The international human rights discourse claims that the value of its conception of rights lies in it being universal, empowering and human-centred. The idea of universality asserts the relevance of human rights to anyone, anywhere. Empowerment is the concept of human rights as a defence against inequality and the domination of the powerful over the weak. The human-centred feature of international rights seeks to provide a perspective on global questions, ‘putting the value of human dignity above the search for economic gain or the narrow interests of particular national governments’ (Chandler, 2002, p. 1).

We would like here to identify four specific sets of problems and a wider concern for this discourse:

  1. The rights discourse is not universal but is deeply informed by a Western perspective (see Section 5.4)
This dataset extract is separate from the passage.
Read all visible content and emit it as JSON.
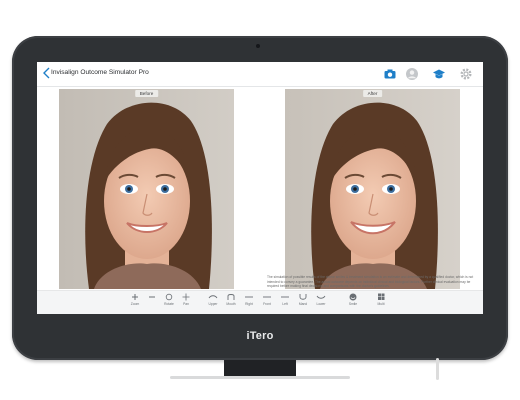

  2. Feminist critiques dispute the universalism of rights and argue that they have a masculine bias (see Section 5.5).

  3. The question of who can claim what rights against whom is another area of difficulty (see Section 5.6).

  4. The fourth problem is a specific instance of the third, relating to the way that individual rights may trump state sovereignty, and it challenges the human-centred feature of the international rights discourse (see Section 5.7).

As you will note, some of the criticisms that are developed below are objections to rights in principle; others are objections that rights are not realised, or are hard to realise, in practice.